davidbowie-aladdinsaneclubWith Christian conversion at nineteen I discovered a whole new world, a real reality, as I saw it then, and still do. I became pretty ambivalent (Bowie would have liked that one) about Bowie. The androgyny, the drugs, the endless attention-grabbing through endless personae and wardrobe changes – it all stood in opposition to the worldview that I was developing. I was learning that Jesus is the Saviour all people need, not the pretences of rock and pop stars. My values were changing, and I was learning to value loyalty and sacrifice instead of self-fulfilment and attention-seeking. Not very rock n roll, I admit.

Like millions of people across the world this morning, I’ve had Bowie on in the background as I’ve worked, and I’ve been thinking a lot about his legacy. He’s changed music forever, and his touches are seen everywhere when music is recorded, and perhaps even more, where it is performed. Bowie has changed culture, doing more than perhaps any other musician to give a slow-burn to the taper of gender politics, to give us the cultural landscape we are part of today. He also gives the church, and its leaders in particular, huge challenges, and all of them for our good. Here are some questions:

Question: how do we show our churches (never mind our communities) that the Gospel is the greatest song, with the best hope, the deepest joy, and the most life-affirming message? When we quickly soak up pop lyrics, which are often fleeting glimpses of happiness, how do we get Christians thrilled with and excited about the song we’ve been given to sing and to live out? You know the lyrics to a Bowie song; do you know the lyrics to the Sermon on the Mount? And which moves and changes you more?

Question: how do we bring the radical, uncompromising message of Jesus to the fore in our communities, ones which are full of other values, noise and false messages? Bowie was the re-inventor without any rivals. He was, though, only reinventing himself. Churches aren’t called to reinvent Jesus, or change any of His teaching. That way disaster lies, for the church and for the world. We must continually be open, though, to thinking about how we reinvent the ways our culture can hear that message, and to do all that we can to get it listening.

Question: how do leaders act with the courage and decisiveness and eye for opportunity which Bowie showed in his career? He knew that his androgyny would be reviled by many back in the early Seventies, but he pressed on with it. He knew when to stop what wasn’t working, and often saw that a project had run its shelf-life long before the fans or even those he worked with most closely did. He took on projects others would never have had the guts to try, and faced their sneers, until he faced their envy at his success. He left a legacy of creative brilliance. Churches and leaders have been given the most important, beautiful and transforming music in the world, the Gospel. We must embrace it with conviction, and live it with courage and commitment. And how about a little creativity?
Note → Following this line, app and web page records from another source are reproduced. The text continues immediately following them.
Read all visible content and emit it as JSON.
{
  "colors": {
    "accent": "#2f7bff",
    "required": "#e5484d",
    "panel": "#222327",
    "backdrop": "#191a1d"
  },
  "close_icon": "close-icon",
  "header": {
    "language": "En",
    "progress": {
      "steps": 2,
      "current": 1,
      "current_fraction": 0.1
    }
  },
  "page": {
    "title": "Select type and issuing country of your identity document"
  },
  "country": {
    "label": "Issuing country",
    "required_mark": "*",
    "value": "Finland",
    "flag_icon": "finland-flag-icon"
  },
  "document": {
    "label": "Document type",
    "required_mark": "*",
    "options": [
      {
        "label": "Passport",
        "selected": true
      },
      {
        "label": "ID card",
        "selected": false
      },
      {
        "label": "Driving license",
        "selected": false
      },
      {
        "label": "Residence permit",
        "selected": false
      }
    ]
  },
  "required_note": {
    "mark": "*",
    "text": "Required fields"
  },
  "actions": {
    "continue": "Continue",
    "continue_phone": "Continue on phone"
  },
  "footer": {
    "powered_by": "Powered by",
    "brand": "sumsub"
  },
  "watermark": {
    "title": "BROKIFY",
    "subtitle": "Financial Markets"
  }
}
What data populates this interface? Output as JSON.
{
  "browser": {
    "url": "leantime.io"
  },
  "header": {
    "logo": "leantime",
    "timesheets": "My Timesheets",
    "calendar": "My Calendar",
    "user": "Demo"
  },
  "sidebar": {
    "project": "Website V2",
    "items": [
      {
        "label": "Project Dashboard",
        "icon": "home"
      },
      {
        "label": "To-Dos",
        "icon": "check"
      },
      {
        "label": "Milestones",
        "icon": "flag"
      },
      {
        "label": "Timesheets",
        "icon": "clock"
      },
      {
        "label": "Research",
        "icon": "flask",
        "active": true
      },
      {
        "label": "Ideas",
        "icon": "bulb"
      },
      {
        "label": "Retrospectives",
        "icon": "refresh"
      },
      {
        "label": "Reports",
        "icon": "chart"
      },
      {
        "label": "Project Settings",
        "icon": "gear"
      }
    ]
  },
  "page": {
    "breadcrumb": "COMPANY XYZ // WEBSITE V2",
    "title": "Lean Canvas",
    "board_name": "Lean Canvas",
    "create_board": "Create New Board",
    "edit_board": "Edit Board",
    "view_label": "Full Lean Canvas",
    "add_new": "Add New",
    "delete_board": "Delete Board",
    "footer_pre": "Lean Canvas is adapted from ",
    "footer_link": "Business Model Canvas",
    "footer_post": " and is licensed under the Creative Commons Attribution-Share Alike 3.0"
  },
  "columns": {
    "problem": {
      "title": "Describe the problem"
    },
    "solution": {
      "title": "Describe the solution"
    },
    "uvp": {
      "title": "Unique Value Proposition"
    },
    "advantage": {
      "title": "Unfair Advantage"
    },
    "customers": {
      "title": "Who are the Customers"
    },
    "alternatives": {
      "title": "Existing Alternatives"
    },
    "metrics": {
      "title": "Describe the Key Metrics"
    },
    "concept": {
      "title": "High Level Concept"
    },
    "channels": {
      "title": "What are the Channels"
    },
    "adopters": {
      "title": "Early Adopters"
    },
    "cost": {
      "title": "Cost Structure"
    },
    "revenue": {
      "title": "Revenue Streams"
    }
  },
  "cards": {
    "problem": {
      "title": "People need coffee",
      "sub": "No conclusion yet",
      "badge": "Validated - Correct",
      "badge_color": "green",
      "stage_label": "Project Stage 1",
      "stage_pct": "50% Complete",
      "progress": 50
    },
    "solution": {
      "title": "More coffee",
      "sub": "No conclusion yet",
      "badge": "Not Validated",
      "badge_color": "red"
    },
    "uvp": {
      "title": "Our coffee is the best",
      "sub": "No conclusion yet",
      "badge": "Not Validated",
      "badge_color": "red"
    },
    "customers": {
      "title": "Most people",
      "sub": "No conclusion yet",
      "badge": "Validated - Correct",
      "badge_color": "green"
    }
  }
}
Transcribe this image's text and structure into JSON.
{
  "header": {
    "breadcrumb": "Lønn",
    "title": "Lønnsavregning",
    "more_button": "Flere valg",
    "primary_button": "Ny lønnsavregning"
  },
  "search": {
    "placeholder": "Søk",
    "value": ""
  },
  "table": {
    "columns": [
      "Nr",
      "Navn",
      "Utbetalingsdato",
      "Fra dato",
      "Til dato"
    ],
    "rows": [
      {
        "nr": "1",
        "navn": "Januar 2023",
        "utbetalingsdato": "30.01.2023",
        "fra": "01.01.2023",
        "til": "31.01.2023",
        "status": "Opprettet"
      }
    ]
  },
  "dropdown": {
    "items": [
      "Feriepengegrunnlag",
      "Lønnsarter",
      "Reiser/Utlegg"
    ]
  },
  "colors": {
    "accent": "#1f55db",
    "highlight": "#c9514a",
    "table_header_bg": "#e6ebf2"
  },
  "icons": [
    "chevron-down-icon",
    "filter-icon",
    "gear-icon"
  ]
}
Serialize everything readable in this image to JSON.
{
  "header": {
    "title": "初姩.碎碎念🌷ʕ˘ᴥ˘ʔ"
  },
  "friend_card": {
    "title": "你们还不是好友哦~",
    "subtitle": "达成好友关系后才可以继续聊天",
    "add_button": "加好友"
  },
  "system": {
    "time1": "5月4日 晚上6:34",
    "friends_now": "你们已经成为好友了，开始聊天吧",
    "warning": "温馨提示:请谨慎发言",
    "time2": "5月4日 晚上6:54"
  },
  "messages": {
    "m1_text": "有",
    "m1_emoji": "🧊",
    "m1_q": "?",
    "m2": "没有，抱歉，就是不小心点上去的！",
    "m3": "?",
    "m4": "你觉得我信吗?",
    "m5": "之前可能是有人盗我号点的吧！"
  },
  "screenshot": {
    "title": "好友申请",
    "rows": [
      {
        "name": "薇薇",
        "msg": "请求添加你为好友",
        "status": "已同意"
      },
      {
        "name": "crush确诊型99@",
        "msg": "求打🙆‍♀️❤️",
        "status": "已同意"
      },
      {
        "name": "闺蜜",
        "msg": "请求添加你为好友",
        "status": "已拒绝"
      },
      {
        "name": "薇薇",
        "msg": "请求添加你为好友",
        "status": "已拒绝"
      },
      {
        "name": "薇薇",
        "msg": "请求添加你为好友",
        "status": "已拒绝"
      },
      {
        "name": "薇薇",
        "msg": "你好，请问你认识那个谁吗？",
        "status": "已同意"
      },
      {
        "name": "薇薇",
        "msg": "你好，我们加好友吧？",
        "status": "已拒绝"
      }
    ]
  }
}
This morning I was listening to ‘Heroes’. It’s a beautiful song, about love and courage, and the hope of victory in the face of struggle and opposition.  It resonates with us, because we all want to succeed. We all want to be heroes, to achieve something and to be thanked, or admired, and maybe even remembered, for it. There is only one real Hero, of course, and that is Jesus. And yet, our calling as His followers is to be like Him, in His courage, and His integrity. Because of who He is, and what He’s offering, we really could be heroes. And the reverberations of living out His grace could last into eternity.